I'm a highly experienced senior business executive, with over 20 years experience in all aspects of business management, from accounting, finance and economics to business management and ethics.
Undergraduate Degree: Montana State University - Bachelors, Statistics/Econ
Graduate Degree: Univ of Phoenix - Masters, Business Admin
Skiing, hiking, motorcycles
CLEP College Mathematics
CLEP Financial Accounting
High School Accounting
High School Business
High School Economics
IB Business & Management
IB Further Mathematics
IB Mathematics: Applications and Interpretation
Technology and Coding
What is your teaching philosophy?
My approach to teaching is to provide real-life situations which demonstrate the concept, and then to work through numerous and varying examples and problems until the concept has been thoroughly mastered.
What might you do in a typical first session with a student?
Each student learns differently. My primary goal in the first meeting is to understand how they learn, what their current understanding is of the course content, and what they wish to gain by personal tutoring. This may involve determining where the student believes their shortfall in understanding of the subject matter is. On some occasions, the student may not know where their shortfall is, so I will need to determine that with the help of the student. It may also be helpful to talk the student's parents (if a high-school student) to determine the shortfall.
How can you help a student become an independent learner?
Independent learning comes from a couple of things - self-discipline and self-confidence. A student that is confident in their ability to learn, having learned the self-discipline to study on their own, will be more successful.
How would you help a student stay motivated?
Everyone learns at their own pace, and learns differently. The key is to understand the individual student. The first step in helping a student learn a difficult concept is for me as the tutor to gain an understanding of what they understand of the subject, and then to identify where the shortfall is. We can then take a couple of different pathways, whether using textbook problems to gain repetitive understanding, or real-life examples to reinforce learning.
How do you help students who are struggling with reading comprehension?
Simply re-reading the text likely won't help. The lack of comprehension can be overcome through examples, bridging the gap and identifying ways to overcome.
How would you help a student get excited/engaged with a subject that they are struggling in?

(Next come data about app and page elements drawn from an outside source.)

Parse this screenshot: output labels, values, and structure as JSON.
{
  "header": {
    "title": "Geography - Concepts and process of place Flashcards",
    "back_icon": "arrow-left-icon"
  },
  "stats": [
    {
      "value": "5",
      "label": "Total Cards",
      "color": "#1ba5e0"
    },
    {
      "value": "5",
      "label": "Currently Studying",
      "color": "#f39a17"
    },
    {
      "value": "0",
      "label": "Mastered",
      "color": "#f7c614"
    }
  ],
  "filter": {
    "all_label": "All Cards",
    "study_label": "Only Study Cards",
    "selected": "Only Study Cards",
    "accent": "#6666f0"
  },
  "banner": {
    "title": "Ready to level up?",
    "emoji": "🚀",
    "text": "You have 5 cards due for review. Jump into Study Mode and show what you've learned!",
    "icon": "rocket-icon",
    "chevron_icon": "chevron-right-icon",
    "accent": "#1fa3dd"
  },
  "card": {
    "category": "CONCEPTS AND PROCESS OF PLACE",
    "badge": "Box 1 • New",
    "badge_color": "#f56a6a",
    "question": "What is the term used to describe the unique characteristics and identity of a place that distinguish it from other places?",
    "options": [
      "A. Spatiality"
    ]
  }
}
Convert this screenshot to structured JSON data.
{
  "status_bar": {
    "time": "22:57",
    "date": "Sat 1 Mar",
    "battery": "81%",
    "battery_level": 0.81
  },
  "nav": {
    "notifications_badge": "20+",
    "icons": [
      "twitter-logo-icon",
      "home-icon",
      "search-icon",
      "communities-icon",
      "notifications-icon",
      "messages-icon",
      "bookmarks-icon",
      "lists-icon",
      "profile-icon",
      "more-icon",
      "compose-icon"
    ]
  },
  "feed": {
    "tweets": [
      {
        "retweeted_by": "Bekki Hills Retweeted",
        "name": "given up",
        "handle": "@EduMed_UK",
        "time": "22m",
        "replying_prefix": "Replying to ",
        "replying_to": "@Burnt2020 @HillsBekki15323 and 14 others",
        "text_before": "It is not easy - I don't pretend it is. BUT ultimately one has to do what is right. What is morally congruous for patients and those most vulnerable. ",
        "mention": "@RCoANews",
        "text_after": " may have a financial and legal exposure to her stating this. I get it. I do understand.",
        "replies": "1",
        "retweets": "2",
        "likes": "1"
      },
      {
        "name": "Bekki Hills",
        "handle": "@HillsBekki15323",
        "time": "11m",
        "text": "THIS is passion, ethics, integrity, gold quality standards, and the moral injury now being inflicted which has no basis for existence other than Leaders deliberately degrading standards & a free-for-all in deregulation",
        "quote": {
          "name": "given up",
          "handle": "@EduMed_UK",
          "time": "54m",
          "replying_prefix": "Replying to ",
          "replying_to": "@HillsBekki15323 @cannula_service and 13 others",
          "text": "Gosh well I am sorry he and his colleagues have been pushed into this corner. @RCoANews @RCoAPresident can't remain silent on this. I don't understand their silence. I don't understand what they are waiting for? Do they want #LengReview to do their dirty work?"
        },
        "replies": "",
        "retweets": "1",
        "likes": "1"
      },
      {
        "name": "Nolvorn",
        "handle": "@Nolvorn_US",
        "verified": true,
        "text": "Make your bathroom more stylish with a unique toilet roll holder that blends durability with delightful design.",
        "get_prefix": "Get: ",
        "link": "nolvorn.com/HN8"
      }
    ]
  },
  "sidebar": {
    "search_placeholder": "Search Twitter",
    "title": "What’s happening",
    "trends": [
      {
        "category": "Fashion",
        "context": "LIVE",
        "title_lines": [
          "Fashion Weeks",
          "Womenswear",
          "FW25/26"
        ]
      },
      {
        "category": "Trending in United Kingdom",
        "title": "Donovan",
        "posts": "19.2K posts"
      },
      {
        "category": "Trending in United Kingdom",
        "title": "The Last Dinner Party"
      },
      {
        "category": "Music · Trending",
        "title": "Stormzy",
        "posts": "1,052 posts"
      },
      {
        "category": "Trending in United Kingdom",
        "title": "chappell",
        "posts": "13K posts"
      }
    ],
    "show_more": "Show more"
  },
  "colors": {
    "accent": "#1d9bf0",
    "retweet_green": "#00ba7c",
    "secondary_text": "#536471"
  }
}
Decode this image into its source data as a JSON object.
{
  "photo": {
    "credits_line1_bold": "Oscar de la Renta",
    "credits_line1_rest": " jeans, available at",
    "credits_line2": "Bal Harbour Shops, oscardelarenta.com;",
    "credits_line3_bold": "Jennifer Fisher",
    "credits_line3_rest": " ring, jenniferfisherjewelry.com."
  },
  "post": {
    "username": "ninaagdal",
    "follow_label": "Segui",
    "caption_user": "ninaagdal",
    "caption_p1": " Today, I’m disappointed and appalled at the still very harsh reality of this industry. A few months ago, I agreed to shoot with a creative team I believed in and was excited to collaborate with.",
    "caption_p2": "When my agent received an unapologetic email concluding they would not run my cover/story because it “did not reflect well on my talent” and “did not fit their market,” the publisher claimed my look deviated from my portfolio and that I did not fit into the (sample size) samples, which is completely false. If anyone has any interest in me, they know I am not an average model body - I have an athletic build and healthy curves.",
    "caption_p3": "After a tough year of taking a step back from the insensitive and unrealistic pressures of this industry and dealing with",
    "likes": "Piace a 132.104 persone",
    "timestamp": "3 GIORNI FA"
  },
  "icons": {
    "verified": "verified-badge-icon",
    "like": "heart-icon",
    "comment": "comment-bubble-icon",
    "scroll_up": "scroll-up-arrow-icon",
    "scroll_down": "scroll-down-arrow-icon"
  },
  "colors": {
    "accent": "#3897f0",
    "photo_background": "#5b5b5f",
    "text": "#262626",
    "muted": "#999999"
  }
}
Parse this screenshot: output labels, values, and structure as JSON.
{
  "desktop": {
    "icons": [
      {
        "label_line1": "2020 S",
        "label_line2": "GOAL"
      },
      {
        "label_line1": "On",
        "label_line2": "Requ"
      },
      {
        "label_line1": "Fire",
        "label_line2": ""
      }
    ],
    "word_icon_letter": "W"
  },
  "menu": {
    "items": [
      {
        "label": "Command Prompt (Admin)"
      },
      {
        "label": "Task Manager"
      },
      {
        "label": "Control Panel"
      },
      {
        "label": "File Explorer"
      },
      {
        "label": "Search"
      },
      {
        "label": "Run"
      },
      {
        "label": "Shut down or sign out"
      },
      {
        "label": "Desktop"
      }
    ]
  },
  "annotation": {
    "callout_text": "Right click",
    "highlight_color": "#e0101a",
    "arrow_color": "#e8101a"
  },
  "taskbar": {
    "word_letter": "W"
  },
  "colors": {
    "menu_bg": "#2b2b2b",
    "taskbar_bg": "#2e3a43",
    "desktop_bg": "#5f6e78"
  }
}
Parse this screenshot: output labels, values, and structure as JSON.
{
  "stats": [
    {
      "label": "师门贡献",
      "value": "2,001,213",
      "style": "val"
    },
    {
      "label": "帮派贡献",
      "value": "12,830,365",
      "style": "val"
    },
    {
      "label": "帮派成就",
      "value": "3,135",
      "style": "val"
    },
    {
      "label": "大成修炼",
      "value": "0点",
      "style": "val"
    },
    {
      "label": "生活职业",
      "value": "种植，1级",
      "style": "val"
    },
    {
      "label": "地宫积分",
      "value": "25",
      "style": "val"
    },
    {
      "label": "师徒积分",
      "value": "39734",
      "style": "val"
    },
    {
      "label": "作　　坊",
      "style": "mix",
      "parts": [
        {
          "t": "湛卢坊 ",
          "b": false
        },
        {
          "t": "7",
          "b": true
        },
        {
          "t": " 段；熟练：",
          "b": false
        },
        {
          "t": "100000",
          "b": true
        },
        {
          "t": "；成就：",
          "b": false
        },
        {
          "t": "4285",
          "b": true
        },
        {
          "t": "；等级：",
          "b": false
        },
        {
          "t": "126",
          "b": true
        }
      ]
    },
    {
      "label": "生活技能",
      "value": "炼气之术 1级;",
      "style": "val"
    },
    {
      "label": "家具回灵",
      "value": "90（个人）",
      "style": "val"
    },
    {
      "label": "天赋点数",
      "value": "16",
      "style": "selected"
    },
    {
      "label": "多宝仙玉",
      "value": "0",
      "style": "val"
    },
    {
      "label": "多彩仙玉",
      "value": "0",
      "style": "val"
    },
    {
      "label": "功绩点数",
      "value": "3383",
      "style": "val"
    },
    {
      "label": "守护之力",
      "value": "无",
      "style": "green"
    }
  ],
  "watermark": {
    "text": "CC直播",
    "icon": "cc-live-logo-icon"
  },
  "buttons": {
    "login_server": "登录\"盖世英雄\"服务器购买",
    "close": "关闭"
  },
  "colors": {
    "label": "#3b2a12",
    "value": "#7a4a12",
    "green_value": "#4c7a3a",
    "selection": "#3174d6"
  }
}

Students often get excited and engaged in subjects in which they do well. Rarely will you see someone get excited about something they're struggling with. Often, understanding large concepts starts with understanding simple ones first. And in understanding more simple concepts, we create a foundation for further understanding, and that's where engagement comes from.
What techniques would you use to be sure that a student understands the material?
If a student can explain a concept back to me in a manner which demonstrates understanding, that's a start. And some of that will be demonstrated through mastery of problems and examples. Repetition of success in that vein will lead to success and overall understanding.
How do you build a student's confidence in a subject?
Success builds confidence, and success comes from understanding. My job is to build that understanding via mastery of problems and examples.
How do you evaluate a student's needs?
My first approach is going to be to what the student believes their needs are. Often, a student will know where they are struggling. What they may not know are the specifics of why they are struggling at a particular point in their learning. And determining that takes a keen understanding of the subject matter involved.
How do you adapt your tutoring to the student's needs?
Different students learn in different ways. The key to success, whether in individual tutoring or in the classroom setting, is for the instructor to adapt. That may mean more theory and reading that works for one student may not necessarily work for another. That second student may learn better through verbal explanation, examples, problem solving, etc.
What strategies have you found to be most successful when you start to work with a student?
Practice problems, guided learning, short examples building to larger examples and repetition.
What types of materials do you typically use during a tutoring session?
Written problems, ad-hoc examples, and printed material.